### Information given

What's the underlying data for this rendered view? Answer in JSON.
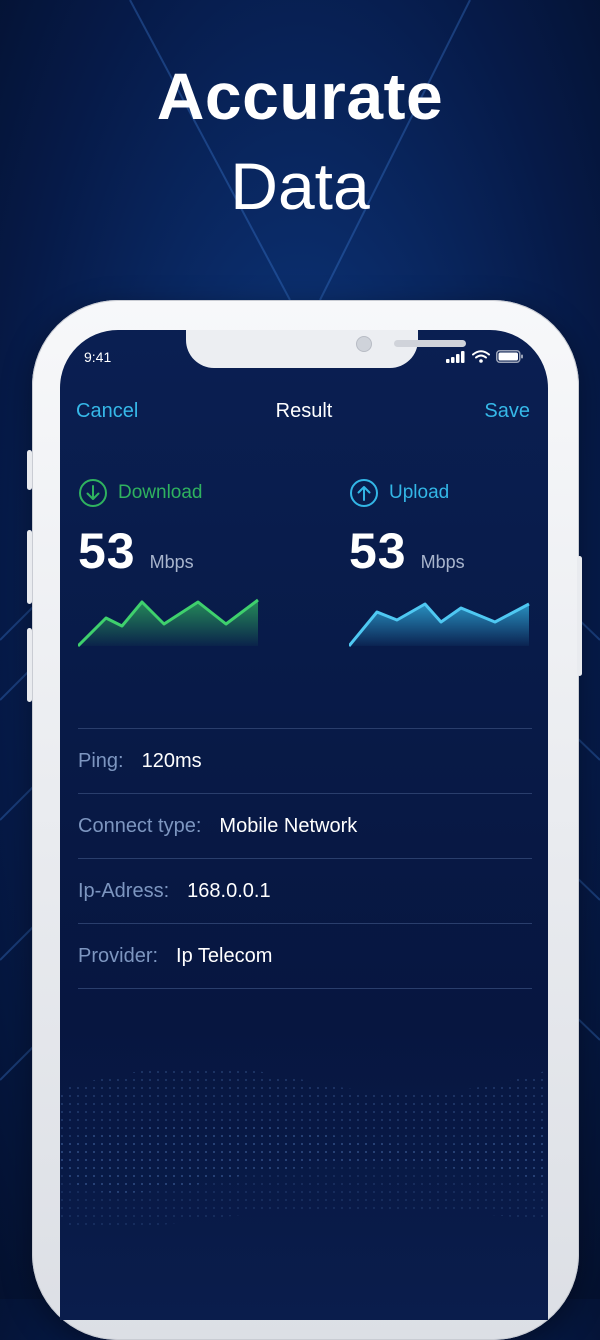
{
  "headline": {
    "line1": "Accurate",
    "line2": "Data"
  },
  "status_bar": {
    "time": "9:41"
  },
  "nav": {
    "cancel": "Cancel",
    "title": "Result",
    "save": "Save"
  },
  "download": {
    "label": "Download",
    "value": "53",
    "unit": "Mbps",
    "color": "#2fb25f"
  },
  "upload": {
    "label": "Upload",
    "value": "53",
    "unit": "Mbps",
    "color": "#33b6e6"
  },
  "info": {
    "ping": {
      "label": "Ping:",
      "value": "120ms"
    },
    "connect_type": {
      "label": "Connect type:",
      "value": "Mobile Network"
    },
    "ip_address": {
      "label": "Ip-Adress:",
      "value": "168.0.0.1"
    },
    "provider": {
      "label": "Provider:",
      "value": "Ip Telecom"
    }
  },
  "colors": {
    "accent": "#36b8e8",
    "background": "#061a48"
  }
}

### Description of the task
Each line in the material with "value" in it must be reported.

### Written answer
    "value": "53",
    "value": "53",
      "value": "120ms"
      "value": "Mobile Network"
      "value": "168.0.0.1"
      "value": "Ip Telecom"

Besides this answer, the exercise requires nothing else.